Only lines that contain the string "description" should be returned from the material below.
=== Data ===
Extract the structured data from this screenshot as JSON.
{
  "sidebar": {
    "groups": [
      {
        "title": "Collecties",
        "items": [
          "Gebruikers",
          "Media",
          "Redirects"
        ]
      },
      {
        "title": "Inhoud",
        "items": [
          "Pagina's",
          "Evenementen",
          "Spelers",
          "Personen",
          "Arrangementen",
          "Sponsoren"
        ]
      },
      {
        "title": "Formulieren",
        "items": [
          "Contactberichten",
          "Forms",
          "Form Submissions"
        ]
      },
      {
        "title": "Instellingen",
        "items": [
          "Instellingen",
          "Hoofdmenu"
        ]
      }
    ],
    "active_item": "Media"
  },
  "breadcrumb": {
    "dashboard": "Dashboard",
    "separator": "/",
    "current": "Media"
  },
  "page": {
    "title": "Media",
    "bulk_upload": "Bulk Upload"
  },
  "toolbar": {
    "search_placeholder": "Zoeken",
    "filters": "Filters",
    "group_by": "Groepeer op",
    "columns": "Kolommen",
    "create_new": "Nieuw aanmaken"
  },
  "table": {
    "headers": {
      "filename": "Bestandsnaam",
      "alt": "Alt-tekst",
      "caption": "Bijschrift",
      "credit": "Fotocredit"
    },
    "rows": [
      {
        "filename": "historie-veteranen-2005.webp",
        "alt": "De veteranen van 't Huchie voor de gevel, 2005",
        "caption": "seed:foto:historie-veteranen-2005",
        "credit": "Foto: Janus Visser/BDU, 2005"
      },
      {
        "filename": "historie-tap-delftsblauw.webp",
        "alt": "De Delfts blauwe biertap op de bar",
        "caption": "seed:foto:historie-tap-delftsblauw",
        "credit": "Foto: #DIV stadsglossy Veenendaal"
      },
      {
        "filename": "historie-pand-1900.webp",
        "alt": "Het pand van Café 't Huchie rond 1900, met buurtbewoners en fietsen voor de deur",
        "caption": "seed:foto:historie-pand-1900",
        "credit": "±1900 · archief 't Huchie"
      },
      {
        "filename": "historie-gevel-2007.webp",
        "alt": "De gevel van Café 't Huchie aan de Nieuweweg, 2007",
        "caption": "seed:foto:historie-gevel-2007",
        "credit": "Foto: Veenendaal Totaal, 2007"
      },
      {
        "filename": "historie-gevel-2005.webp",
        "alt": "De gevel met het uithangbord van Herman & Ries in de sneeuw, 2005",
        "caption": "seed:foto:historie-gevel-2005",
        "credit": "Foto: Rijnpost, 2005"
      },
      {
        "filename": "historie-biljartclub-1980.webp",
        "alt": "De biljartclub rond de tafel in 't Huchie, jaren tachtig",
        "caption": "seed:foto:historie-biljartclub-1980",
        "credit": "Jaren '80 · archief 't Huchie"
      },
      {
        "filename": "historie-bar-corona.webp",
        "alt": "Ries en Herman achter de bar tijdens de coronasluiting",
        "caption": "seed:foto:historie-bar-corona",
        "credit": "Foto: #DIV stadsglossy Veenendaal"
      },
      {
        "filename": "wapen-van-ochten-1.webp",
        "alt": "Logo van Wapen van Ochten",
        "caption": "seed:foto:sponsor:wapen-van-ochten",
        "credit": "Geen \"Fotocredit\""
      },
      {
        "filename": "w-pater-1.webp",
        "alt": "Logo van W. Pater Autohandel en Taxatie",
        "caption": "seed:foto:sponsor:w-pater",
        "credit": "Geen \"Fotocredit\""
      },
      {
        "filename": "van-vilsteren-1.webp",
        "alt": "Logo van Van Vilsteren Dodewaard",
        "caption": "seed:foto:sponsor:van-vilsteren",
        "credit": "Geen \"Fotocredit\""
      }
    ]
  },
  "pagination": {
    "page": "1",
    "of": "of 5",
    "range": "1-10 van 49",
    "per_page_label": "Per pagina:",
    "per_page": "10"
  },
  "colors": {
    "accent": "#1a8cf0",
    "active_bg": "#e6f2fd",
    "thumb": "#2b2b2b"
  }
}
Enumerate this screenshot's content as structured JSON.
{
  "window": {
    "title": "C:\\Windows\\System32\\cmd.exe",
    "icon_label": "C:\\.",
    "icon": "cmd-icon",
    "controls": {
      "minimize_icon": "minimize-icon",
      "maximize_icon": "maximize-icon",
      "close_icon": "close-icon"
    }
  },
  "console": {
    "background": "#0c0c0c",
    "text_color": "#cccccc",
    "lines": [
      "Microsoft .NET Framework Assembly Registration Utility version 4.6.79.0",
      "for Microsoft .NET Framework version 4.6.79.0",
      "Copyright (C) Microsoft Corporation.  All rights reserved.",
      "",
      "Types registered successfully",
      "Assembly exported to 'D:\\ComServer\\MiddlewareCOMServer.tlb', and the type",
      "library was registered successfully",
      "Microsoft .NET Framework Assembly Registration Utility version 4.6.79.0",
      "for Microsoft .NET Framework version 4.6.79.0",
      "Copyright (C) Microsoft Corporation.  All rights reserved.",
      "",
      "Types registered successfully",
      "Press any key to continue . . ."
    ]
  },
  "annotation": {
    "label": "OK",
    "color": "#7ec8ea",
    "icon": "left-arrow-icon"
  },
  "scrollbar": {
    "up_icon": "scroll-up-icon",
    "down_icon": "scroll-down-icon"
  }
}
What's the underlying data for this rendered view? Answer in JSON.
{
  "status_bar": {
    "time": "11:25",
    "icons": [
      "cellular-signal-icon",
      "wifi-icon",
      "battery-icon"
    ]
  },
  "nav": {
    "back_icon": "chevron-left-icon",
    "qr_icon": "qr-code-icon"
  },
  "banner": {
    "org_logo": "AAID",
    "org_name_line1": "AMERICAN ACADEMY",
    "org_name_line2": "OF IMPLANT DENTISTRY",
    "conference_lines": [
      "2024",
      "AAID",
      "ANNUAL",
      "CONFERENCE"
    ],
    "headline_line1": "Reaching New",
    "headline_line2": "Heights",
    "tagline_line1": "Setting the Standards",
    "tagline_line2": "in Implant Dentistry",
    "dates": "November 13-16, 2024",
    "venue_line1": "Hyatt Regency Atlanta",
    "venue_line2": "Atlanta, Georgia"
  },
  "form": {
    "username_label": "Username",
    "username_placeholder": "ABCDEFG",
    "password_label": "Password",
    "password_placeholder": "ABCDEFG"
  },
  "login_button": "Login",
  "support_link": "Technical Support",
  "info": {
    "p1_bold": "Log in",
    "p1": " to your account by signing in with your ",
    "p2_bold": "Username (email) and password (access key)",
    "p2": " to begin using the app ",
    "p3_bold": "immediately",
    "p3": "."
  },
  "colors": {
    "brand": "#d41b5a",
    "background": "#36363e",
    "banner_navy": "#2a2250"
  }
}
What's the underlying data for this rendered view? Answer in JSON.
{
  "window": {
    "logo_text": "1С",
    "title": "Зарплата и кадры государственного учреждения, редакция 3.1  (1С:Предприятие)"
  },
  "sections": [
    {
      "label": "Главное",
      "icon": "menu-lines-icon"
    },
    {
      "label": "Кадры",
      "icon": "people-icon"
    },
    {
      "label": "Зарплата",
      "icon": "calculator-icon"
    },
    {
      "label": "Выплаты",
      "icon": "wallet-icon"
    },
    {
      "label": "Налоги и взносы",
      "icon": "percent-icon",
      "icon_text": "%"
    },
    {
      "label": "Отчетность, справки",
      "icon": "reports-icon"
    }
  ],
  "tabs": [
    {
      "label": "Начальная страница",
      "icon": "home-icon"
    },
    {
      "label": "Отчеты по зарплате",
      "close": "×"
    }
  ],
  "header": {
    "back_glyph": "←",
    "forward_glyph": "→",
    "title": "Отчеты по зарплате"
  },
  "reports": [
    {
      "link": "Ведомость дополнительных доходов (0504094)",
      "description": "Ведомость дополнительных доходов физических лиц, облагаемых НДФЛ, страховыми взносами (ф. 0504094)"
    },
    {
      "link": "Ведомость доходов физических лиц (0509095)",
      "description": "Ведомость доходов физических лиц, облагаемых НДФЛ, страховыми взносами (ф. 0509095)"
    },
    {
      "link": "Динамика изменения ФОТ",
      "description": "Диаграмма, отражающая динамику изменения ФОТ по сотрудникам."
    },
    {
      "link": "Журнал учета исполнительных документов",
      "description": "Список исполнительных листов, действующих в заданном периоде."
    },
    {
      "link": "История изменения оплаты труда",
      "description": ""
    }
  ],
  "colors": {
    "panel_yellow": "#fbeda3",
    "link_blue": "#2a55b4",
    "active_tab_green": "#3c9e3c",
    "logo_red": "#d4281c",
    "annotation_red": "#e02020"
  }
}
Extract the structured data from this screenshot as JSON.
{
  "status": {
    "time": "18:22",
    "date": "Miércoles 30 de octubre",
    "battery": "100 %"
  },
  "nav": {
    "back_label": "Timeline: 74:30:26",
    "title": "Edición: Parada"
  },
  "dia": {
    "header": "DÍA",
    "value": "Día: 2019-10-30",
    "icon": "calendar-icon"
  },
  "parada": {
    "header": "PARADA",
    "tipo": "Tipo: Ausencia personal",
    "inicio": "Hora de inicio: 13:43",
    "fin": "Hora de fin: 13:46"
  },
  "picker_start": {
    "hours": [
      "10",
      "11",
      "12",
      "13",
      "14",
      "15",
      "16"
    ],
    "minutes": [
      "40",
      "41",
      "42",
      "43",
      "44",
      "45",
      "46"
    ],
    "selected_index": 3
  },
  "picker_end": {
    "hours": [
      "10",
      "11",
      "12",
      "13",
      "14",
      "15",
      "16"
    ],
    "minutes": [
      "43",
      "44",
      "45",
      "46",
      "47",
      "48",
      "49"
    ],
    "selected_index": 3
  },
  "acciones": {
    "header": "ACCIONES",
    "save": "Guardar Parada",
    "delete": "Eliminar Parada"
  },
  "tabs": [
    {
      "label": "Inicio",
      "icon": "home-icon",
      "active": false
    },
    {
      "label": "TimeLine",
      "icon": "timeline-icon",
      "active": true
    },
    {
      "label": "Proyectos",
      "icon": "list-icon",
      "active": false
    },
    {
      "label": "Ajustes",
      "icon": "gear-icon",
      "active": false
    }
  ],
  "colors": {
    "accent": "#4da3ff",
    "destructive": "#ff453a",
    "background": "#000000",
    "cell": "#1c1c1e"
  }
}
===
> _Response to this exercise_:
      "description": "Ведомость дополнительных доходов физических лиц, облагаемых НДФЛ, страховыми взносами (ф. 0504094)"
      "description": "Ведомость доходов физических лиц, облагаемых НДФЛ, страховыми взносами (ф. 0509095)"
      "description": "Диаграмма, отражающая динамику изменения ФОТ по сотрудникам."
      "description": "Список исполнительных листов, действующих в заданном периоде."
      "description": ""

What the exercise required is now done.